## What you should do
Which lines of the data hold the word "icon"? Copy all of them.
○ ○ ○ ○ ○ ○ ○
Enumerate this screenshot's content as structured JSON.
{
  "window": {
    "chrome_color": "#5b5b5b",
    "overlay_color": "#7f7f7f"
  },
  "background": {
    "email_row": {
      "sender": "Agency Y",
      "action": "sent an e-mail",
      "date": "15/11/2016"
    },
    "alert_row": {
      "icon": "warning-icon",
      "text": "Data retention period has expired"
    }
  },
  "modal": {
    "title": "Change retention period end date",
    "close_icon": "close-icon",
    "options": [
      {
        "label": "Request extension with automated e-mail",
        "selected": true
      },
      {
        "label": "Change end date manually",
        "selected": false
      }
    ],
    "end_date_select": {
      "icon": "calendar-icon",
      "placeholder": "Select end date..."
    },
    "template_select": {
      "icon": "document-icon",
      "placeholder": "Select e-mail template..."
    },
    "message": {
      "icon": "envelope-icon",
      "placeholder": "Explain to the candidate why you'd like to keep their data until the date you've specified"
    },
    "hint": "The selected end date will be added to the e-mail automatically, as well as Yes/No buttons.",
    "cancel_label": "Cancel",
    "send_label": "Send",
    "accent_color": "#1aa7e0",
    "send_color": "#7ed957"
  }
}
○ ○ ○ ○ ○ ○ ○
## Answer
      "icon": "warning-icon",
    "close_icon": "close-icon",
      "icon": "calendar-icon",
      "icon": "document-icon",
      "icon": "envelope-icon",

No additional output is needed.